The dating of older, nonliving, things is accomplished with radioactive minerals such as uranium. Isotopes of uranium decay very slowly to become isotopes of lead. For example, the naturally occuring isotope uranium-238 decays to become lead-206. Uranium-235 decays to lead-207 and not to the common isotope lead-208. So all the isotopes of lead-207 and lead-206 present in a rock sample were at one time uranium. The older the uranium-bearing rock the higher the percentage of these lead isotopes.

Knowing the half-lives of the uranium isotopes and the percentage of lead isotopes in the uranium-bearing rock we can calculate the age of the rock.

Uranium-235 has a half-life of 710 million years where as uranium-238 has a half-life of 4.5 billion years. The useful range for this type of dating is between 10 million and 4.6 billion years.

The percentage of lead and uranium isotopes can be determined by mass spectroscopy. This technique reveals the mass of each isotope present and its percentage composition. The mass spectrum on the right reveals the percentage abundance of uranium-238 and lead-206.

We can now calculate the age of the rock. A 12.5% decay of uranium-238 to lead-206 represents a quarter of a half-life. This equates to 1.1 billion years. Any fossil found in this rock can be dated to approximately 1.1 billion years old.

Calculate the age of the rock whose mass spectrum is shown on the right.

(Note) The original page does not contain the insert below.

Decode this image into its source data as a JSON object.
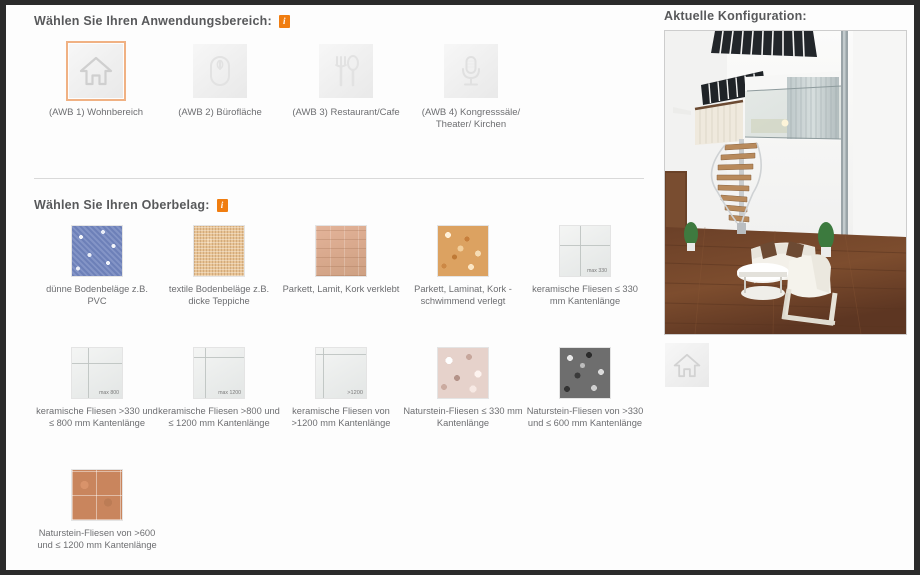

Why do you expect to find lead in all deposits of uranium ore?
What isotopes accumulate in uranium bearing rock?
A uranium bearing rock was analysed and was found to contain the isotopes uranium-238 and lead-206 in the ratio 4:1 respectively. How old is the rock?